__What the exercise asks__. The answer must be a single number: how many lines of the entries below include "content".

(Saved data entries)
+++
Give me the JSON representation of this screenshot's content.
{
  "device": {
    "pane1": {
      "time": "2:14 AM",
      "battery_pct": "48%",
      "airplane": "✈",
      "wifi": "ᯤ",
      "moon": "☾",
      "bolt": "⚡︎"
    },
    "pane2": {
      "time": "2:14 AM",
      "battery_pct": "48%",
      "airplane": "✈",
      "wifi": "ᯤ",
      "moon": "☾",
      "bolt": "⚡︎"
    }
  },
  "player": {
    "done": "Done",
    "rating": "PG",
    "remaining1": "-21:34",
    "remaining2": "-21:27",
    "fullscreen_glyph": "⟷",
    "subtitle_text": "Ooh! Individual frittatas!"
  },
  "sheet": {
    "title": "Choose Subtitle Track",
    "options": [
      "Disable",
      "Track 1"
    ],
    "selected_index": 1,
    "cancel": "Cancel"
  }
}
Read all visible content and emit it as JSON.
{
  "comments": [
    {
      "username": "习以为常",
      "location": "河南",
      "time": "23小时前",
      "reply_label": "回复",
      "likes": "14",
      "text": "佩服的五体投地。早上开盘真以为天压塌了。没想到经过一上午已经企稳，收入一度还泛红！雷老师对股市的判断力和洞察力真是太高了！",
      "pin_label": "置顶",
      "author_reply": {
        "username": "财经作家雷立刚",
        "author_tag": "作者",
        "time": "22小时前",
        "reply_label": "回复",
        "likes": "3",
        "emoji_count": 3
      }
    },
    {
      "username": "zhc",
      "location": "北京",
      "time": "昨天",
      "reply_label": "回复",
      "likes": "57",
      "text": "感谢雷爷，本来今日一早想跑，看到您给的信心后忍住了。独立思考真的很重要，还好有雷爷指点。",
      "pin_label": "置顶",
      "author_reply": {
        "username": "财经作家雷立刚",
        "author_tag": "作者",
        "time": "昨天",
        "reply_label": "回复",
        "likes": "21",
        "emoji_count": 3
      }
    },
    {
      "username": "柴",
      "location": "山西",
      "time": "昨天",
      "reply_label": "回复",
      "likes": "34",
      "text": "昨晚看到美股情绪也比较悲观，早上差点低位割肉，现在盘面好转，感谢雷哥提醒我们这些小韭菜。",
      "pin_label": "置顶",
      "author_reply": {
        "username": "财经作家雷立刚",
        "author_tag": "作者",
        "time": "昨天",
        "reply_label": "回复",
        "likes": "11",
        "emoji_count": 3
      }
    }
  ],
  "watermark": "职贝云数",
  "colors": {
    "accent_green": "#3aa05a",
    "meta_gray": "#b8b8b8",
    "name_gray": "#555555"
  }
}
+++
__Answer area__. 2